If the past five years are any guide, Obama will not move quickly to ask for resignations. Just a handful of those who serve as the pleasure of the president have been forced to resign. And aides say Obama has never been easily swayed by public and media eagerness for more heads to roll.
"Issues on personnel are not something that we're focused on right now, when it comes to making the Affordable Care Act work for the American people," White House press secretary Jay Carney told ABC's Jonathan Karl on Monday.
"We're focused not on Monday morning quarterbacking," he said. "We'll go back and look at this period, and there's no question that, you know, [the president] tops the list among those individuals who are frustrated by the failures that we saw with healthcare.gov and its launch. But right now, he wants his team focused on making improvements for the American people."

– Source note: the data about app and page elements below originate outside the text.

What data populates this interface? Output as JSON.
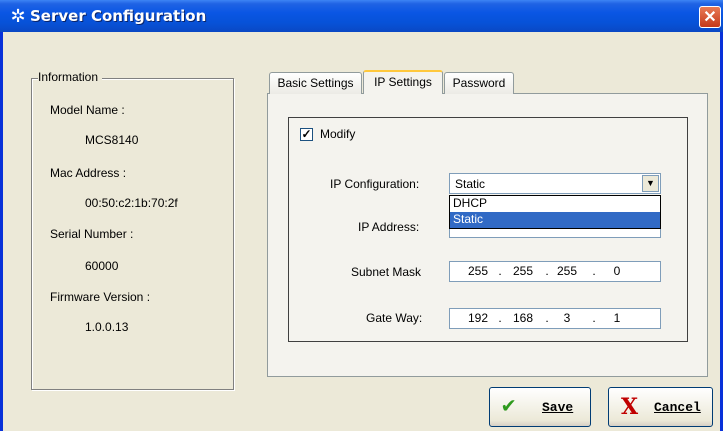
{
  "window": {
    "title": "Server Configuration",
    "close_glyph": "✕",
    "icon": "gear-icon"
  },
  "info": {
    "legend": "Information",
    "model_name_label": "Model Name :",
    "model_name_value": "MCS8140",
    "mac_label": "Mac Address :",
    "mac_value": "00:50:c2:1b:70:2f",
    "serial_label": "Serial Number :",
    "serial_value": "60000",
    "firmware_label": "Firmware Version :",
    "firmware_value": "1.0.0.13"
  },
  "tabs": [
    {
      "label": "Basic Settings"
    },
    {
      "label": "IP Settings"
    },
    {
      "label": "Password"
    }
  ],
  "ip_settings": {
    "modify_label": "Modify",
    "modify_checked": "✓",
    "ip_config_label": "IP Configuration:",
    "ip_config_value": "Static",
    "ip_config_options": [
      "DHCP",
      "Static"
    ],
    "ip_address_label": "IP Address:",
    "subnet_label": "Subnet Mask",
    "subnet_parts": [
      "255",
      "255",
      "255",
      "0"
    ],
    "gateway_label": "Gate Way:",
    "gateway_parts": [
      "192",
      "168",
      "3",
      "1"
    ]
  },
  "buttons": {
    "save_label": "Save",
    "cancel_label": "Cancel",
    "save_icon": "checkmark-icon",
    "cancel_icon": "x-icon"
  },
  "colors": {
    "title_bar": "#0a56e4",
    "selection": "#316ac5",
    "tab_highlight": "#ffc83c"
  }
}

Asking in an interview last month whether he still has confidence in Sebelius, Obama signaled -- though did not say outright -- that he does, taking responsibility for the program's failures upon himself.
"I think Kathleen Sebelius, under tremendously difficult circumstances over the last four and a half years, has done a great job in setting up the insurance markets so that there is a good product out there for people to get," Obama told NBC News.
"Kathleen Sebelius doesn't write code. Yeah, she wasn't our IT person. I think she'd be the first to admit that if we had to do it all over again, that there would have been a whole lot more questions that were asked, in terms of how this thing is working," he said. "Ultimately, the buck stops with me."
As for Zients, who is credited with largely resolving the management issues, he is still expected to step down from his role later this month to replace Gene Sperling as the chair of the National Economic Council in January. No successor to Zients has been named.
"I am head-down focused on this project 24/7," he said. "The general contractor and rapid response team have served us well, enabling us to execute with private sector speed and focus. ... They've been in seat, and they'll stay in seat."